Authors+Show Affiliations

Department of Pharmacy Practice and Science, University of Maryland School of Pharmacy, Baltimore, MD 21201, USA. shaines@rx.umaryland.eduNo affiliation info available

Pub Type(s)

Journal Article
Review

Language

eng

PubMed ID

22461123

Citation

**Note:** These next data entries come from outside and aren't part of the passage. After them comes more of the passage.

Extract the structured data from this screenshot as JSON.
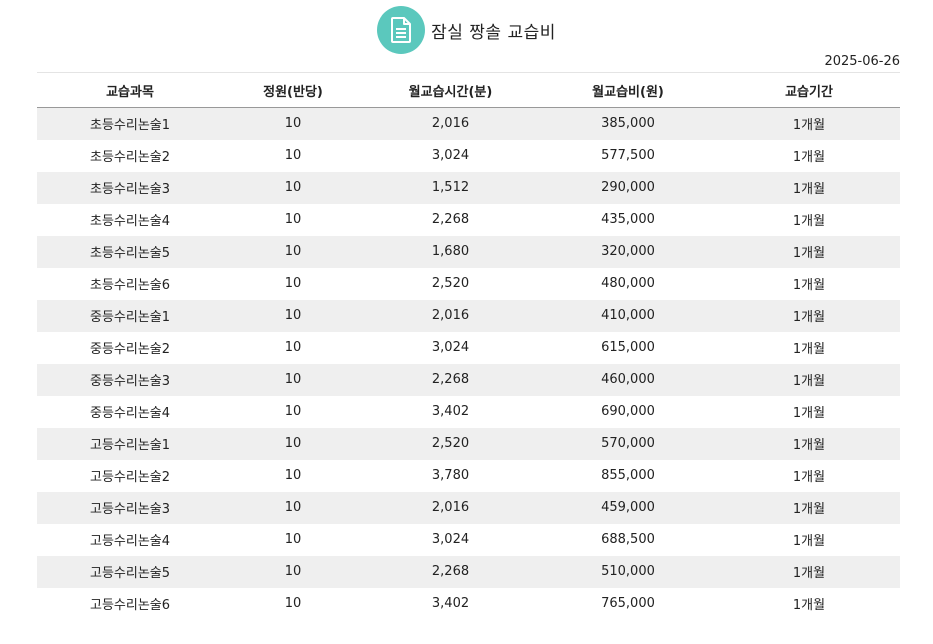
{
  "header": {
    "title": "잠실 짱솔 교습비",
    "icon": "document-icon",
    "icon_color": "#5bc8bd"
  },
  "date": "2025-06-26",
  "table": {
    "columns": [
      "교습과목",
      "정원(반당)",
      "월교습시간(분)",
      "월교습비(원)",
      "교습기간"
    ],
    "rows": [
      [
        "초등수리논술1",
        "10",
        "2,016",
        "385,000",
        "1개월"
      ],
      [
        "초등수리논술2",
        "10",
        "3,024",
        "577,500",
        "1개월"
      ],
      [
        "초등수리논술3",
        "10",
        "1,512",
        "290,000",
        "1개월"
      ],
      [
        "초등수리논술4",
        "10",
        "2,268",
        "435,000",
        "1개월"
      ],
      [
        "초등수리논술5",
        "10",
        "1,680",
        "320,000",
        "1개월"
      ],
      [
        "초등수리논술6",
        "10",
        "2,520",
        "480,000",
        "1개월"
      ],
      [
        "중등수리논술1",
        "10",
        "2,016",
        "410,000",
        "1개월"
      ],
      [
        "중등수리논술2",
        "10",
        "3,024",
        "615,000",
        "1개월"
      ],
      [
        "중등수리논술3",
        "10",
        "2,268",
        "460,000",
        "1개월"
      ],
      [
        "중등수리논술4",
        "10",
        "3,402",
        "690,000",
        "1개월"
      ],
      [
        "고등수리논술1",
        "10",
        "2,520",
        "570,000",
        "1개월"
      ],
      [
        "고등수리논술2",
        "10",
        "3,780",
        "855,000",
        "1개월"
      ],
      [
        "고등수리논술3",
        "10",
        "2,016",
        "459,000",
        "1개월"
      ],
      [
        "고등수리논술4",
        "10",
        "3,024",
        "688,500",
        "1개월"
      ],
      [
        "고등수리논술5",
        "10",
        "2,268",
        "510,000",
        "1개월"
      ],
      [
        "고등수리논술6",
        "10",
        "3,402",
        "765,000",
        "1개월"
      ]
    ]
  }
}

Haines, Stuart T., and Sharon K. Park. "Vitamin D Supplementation: What's Known, what to Do, and What's Needed." Pharmacotherapy, vol. 32, no. 4, 2012, pp. 354-82.
Haines ST, Park SK. Vitamin D supplementation: what's known, what to do, and what's needed. Pharmacotherapy. 2012;32(4):354-82.
Haines, S. T., & Park, S. K. (2012). Vitamin D supplementation: what's known, what to do, and what's needed. Pharmacotherapy, 32(4), pp. 354-82. doi:10.1002/phar.1037.
Haines ST, Park SK. Vitamin D Supplementation: What's Known, what to Do, and What's Needed. Pharmacotherapy. 2012;32(4):354-82. PubMed PMID: 22461123.
* Article titles in AMA citation format should be in sentence-case
TY - JOUR T1 - Vitamin D supplementation: what's known, what to do, and what's needed. AU - Haines,Stuart T, AU - Park,Sharon K, PY - 2012/3/31/entrez PY - 2012/3/31/pubmed PY - 2012/7/25/medline SP - 354 EP - 82 JF - Pharmacotherapy JO - Pharmacotherapy VL - 32 IS - 4 N2 - The use of vitamin D supplements to prevent and treat a wide range of illnesses has increased substantially over the last decade. Epidemiologic evidence links vitamin D deficiency to autoimmune disease, cancer, cardiovascular disease, depression, dementia, infectious diseases, musculoskeletal decline, and more. The Institute of Medicine published an exhaustive report in 2010 that concluded that vitamin D supplementation for indications other than musculoskeletal health was not adequately supported by evidence and that most North Americans receive sufficient vitamin D from their diet and sun exposure. These conclusions are at odds with some clinical practice guidelines; thus, we sought to summarize the best available evidence regarding the benefits of vitamin D supplementation, to examine the potential risks, and to provide practical dosing advice. The adequacy of vitamin D stores is determined by measuring the 25-hydroxyvitamin D serum concentrations. The demarcations between deficiency (< 20 ng/ml), insufficiency (20-30 ng/ml), and optimal (30-80 ng/ml) serum concentrations are controversial. Vitamin D in doses of 800-5000 IU/day improve musculoskeletal health (e.g., reduces the rate of fractures and falls in older adults (aged ≥ 65 yrs). In patients with documented vitamin D deficiency, a cumulative dose of at least 600,000 IU administered over several weeks appears to be necessary to replenish vitamin D stores. Single large doses of 300,000-500,000 IU should be avoided. Vitamin D supplementation should not be offered routinely to other patient populations. Although results from some prospective clinical trials are promising, most have not been robustly designed and executed. The decision by young, otherwise healthy adults to take vitamin D in doses of 2000 IU/day or lower is unlikely to cause harm. For patients who are not at risk for developing vitamin D deficiency, sensible sun exposure is an inexpensive and enjoyable way to maintain vitamin D stores. SN - 1875-9114 UR - https://www.unboundmedicine.com/medline/citation/22461123/Vitamin_D_supplementation:_what's_known_what_to_do_and_what's_needed_ L2 - https://doi.org/10.1002/phar.1037 DB - PRIME DP - Unbound Medicine ER -